Most of us have never lived on the streets, but probably feel some compassion, and possibly ambiguity about those who do. Those suffering from mental illness end up in surprising places; warehoused in prisons, in and out of homeless shelters, or on the streets.
Mental Illness Awareness Week shines a light on the plight of sufferers and hopes to remove the lingering stigma associated with it. Mental illness has many faces and some of them find support at the Lighthouse Supported Living in Saskatoon.
The Lighthouse is a homeless shelter that also provides supported living and affordable housing. Its clients have typically experienced disruptions in development and lack of basic supports.
“Many of the chronically homeless have had significant disruption in their lives, i.e., trauma, abandonment, mental illness, addictions. These conditions interfere with healthy personality development and subsequent functioning. There is an erosion of a basic sense of security,” says Bueckert, Clinical Social Worker at the Lighthouse.
A significant segment of the homeless population struggles with mental illness. “I would think 75 to 80 per cent of our clients are mentally ill,” says DeeAnn Mercier, Lighthouse Director of Communications. However, that number includes those with acquired brain injuries, cognitive impairments, developmental delays and other non-standard definitions of mental illness. “So we have a wide variety of clients here who can really benefit from some stable housing that gives them a large sense of independence but also has a support network built in,” she adds.
Community services for the mentally ill exist for a broad spectrum of needs. But attempting to access these services can be daunting. There are mental health, addiction and financial services, and psychiatrists, physicians and pharmacists are involved. “The services are all kind of separate and segregated,” says Bueckert. “It takes a lot to sort all that stuff out if you’re a consumer of these kinds of services. It’s a big challenge to know how to deal with all of that,” he says.
The Lighthouse tracks these services for their clients, enabling an integrated approach. “Part of our case management is to try to sort through a lot of that and make sense of the systems, develop connections for clients and foster relationships,” says Bueckert.
The Lighthouse provides a continuum of care designed to lead clients to independent living. For many, the entry point is emergency housing, whether it’s the women’s shelter or the stabilization unit. From there, clients can transition into supported living, complex needs, or affordable housing.
A newly dedicated floor in the Dubé Lighthouse will address complex needs. “The Health Region came to us and said, ‘we would really like first dibs on some of your rooms because when our clients go there they fall off the radar’,” says Mercier. She hastens to add that in this case, falling off the radar is a good thing, because clients stabilize and stop using all the services – like emergency, hospital, prison, etc.

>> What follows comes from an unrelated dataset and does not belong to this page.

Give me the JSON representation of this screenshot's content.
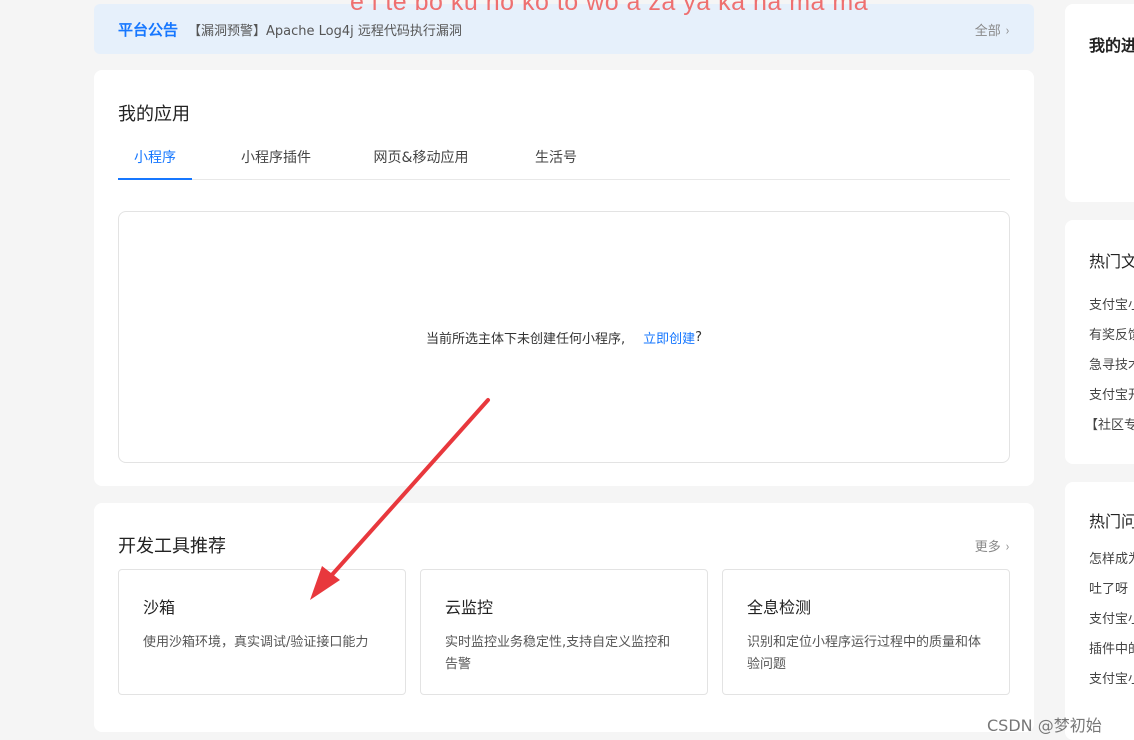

“The Health Region gave us some funding to renovate this floor and also to have a higher level of staffing,” says Mercier. In addition to having a clinical social worker in Bueckert, they will have an addictions staffer, another social worker and a nurse for the complex needs floor. Of the nine rooms set aside, eight are long term beds (one year) and one is a mental health respite bed. If you have no place to live after a year in complex needs, you can stay and transition to supported living.
Bueckert oversees the complex needs floor. “Essentially we have a partnership with Mental Health Services to assist in housing some of their harder to serve clientele,” he says. “These are people that maybe have gone through their approved homes and so on, and for whatever reason, have not been able to stay in those homes; some of them have addiction issues, they all have significant mental health diagnoses so they need some fairly close monitoring and medication management and a lot of case managing.”
Clients at the Lighthouse may find that the approach there is a little less structured and intensive than the approved homes they’ve been in, and it’s a better fit for some. They have a little more independence but there’s still a safety net of supports and services.
Bueckert directs programming throughout the facility.
Programming can help clients uncover some of the barriers to independence they may have. There’s a weekly recovery group, an AA group, anger management classes, people skills classes, and leisure activities. “In addition to planned activities we’ll sit down and meet with individuals whenever they have a crisis or an issue, the door is always open,” says Bueckert.
Bueckert says he used to do “nice middle class” therapy. “I had a private practice where you sit down for an hour every week. This is not like that,” he smiles. And although it’s not as tidy, “it’s where the rubber meets the road,” or rather the street.
“Mental illness is such a huge issue and I think the more we can put community supports in place, the less frequent the use of emergency services and inpatient services -which are necessary as well. But what people really need is a sense of belonging, they need some supports on an ongoing basis, they need community, and so that’s really what we’re trying to create,” says Bueckert.